In a keynote at Global Press Summit in Monterey earlier this week, Meyerson reiterated his view that innovation, not scaling will have to drive next-generation IC development.
Meyerson pointed out that atoms do not scale as the industry pushes for smaller features and thinner oxides. Instead, he called for device, circuit, and architectural innovations to push up system performance. The industry can no longer just increase clock frequency to increase performance, since higher frequencies and higher integration levels increase processor power consumption, pushing today's devices to their upper limits in air-cooled systems.
Tracing semiconductor development since the late 1960s, Meyerson described two inflection points. In the first, designers in the 1960's and 1970's pushed bipolar technology from chips with just a few transistors to circuits with tens of thousands of gates, until the chips became too power-hungry to integrate more logic.
As bipolar was reaching its limit, a new technology, CMOS, was in its infancy and promised to increase performance and density but at much lower power levels than bipolar. Since the 1970s, designers have been driving CMOS to higher levels of gate counts and performance, such that current CMOS chips are just as power-hungry as earlier bipolar circuits.

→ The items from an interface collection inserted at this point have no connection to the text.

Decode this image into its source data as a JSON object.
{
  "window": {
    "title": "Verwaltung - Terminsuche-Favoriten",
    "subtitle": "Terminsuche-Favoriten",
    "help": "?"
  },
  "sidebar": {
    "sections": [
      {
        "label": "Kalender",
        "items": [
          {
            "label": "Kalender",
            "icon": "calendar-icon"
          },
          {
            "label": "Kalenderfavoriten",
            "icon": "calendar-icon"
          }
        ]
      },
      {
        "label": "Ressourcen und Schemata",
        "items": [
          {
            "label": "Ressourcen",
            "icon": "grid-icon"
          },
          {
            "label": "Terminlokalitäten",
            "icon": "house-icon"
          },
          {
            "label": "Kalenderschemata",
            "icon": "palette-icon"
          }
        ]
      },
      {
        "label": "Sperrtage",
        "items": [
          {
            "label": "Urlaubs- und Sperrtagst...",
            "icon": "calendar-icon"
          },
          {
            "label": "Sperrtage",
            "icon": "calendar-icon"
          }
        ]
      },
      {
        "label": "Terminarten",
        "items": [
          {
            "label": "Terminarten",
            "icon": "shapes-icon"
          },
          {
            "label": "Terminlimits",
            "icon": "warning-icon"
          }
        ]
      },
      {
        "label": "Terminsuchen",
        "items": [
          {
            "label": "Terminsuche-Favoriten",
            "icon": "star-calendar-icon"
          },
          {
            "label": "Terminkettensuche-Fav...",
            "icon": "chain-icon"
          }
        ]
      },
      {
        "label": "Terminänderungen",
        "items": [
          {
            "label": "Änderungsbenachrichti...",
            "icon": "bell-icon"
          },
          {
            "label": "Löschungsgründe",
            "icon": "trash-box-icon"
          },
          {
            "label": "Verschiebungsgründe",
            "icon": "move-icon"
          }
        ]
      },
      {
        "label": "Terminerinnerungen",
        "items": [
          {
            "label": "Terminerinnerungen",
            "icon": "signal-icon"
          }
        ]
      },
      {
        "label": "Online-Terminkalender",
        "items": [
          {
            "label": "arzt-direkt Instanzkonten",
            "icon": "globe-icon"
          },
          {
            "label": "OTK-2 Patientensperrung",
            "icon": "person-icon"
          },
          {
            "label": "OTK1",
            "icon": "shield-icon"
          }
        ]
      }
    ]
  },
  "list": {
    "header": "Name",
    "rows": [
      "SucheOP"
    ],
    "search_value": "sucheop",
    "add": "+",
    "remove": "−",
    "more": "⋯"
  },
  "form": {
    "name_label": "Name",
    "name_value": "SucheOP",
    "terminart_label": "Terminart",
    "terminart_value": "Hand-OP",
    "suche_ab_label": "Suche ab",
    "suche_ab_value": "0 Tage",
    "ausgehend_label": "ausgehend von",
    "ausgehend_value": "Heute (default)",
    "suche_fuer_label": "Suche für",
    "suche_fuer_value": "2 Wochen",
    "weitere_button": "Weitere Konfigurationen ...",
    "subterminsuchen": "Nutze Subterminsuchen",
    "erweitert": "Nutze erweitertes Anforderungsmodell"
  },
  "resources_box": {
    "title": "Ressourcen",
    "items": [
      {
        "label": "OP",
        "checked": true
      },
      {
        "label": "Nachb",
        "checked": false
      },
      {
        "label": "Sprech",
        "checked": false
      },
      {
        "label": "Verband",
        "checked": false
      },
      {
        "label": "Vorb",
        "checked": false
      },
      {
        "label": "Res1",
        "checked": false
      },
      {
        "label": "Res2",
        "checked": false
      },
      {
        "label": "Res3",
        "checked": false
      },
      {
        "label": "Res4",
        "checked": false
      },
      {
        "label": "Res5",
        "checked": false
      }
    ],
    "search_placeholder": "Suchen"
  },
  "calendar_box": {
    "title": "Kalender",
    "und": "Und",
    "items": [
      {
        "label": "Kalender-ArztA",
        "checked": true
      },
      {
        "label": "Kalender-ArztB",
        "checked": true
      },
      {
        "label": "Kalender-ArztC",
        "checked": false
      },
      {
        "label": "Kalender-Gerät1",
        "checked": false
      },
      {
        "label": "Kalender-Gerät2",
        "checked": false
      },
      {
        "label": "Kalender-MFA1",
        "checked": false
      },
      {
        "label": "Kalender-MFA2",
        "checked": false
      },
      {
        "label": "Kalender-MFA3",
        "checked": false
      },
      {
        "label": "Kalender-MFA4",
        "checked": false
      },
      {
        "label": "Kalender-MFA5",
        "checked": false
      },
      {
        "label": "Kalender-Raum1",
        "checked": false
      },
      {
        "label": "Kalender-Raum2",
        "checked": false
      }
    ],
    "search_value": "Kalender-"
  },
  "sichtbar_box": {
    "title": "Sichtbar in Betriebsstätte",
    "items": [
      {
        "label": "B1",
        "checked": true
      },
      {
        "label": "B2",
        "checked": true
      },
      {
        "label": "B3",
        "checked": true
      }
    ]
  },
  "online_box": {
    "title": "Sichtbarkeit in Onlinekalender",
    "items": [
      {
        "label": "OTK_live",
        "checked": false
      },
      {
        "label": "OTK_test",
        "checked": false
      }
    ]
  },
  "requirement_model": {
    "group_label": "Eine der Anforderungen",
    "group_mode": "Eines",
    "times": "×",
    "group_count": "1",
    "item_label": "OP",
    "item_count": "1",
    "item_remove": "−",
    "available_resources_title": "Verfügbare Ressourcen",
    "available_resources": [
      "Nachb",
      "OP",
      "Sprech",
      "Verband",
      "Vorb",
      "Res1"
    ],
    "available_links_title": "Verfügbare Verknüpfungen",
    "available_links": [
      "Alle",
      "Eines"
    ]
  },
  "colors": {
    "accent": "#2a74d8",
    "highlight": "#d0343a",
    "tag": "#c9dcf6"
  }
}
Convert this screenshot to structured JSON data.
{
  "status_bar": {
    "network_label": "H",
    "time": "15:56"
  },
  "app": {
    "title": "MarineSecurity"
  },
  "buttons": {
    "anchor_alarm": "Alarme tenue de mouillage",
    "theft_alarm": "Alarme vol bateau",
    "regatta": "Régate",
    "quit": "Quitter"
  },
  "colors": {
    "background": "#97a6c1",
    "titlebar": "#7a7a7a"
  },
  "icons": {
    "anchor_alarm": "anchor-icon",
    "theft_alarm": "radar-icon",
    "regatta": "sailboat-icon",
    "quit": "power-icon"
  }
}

Meyerson points out the industry is now at a second inflection point, but lacks a new technology to replace CMOS near-term. Promising technologies such as carbon nanotubes remain 10 to 15 years away.
For the next decade, Meyerson believes technologies such as strained silicon and silicon-on-insulator, as well as new device structures such as dual-gate and finFET transistors, will enable chip designers to create next-generation circuits with 45- nanometer 32-nanometer, and smaller feature dimensions using established CMOS logic techniques.
But it is not just a matter of applying these structures to achieve increased levels of performance. Using the company's BlueGene high performance supercomputing systems as an example, Meyerson explained that even though the system only uses 800 MHz processors, it delivers world-class performance through architectural innovation. This includes deploying many parallel processors and a highly-efficient communications infrastructure allowing many processors to rapidly transfer data so idling time is minimized.
Referring to the optimization of all aspects of the system as holistic design, Meyerson explains that IBM was able to achieve industry-leading performance without requiring maximum chip performance and still deliver systems that were one-twentieth the size and one-twenty-eighth the power of the closest competitor.
Meyerson believes the same concept can be applied at the chip level, first through virtualization by allowing one processor to run multiple program threads so that it never has an idle state. The second step would be to integrate multiple processors on the same chip as other processor vendors have already started to do.
One multiprocessor solution is the Cell processor, on which IBM teamed with Sony Corp. and Toshiba Corp. to develop. Sony will use the Cell chip in its forthcoming Playstation 3 game console.
Meyerson concluded the presentation by stating it would likely cost more to innovate as feature sizes shrink. To spread the cost, he suggested companies form partnerships, as few will be able to single-handedly finance next-generation fabs.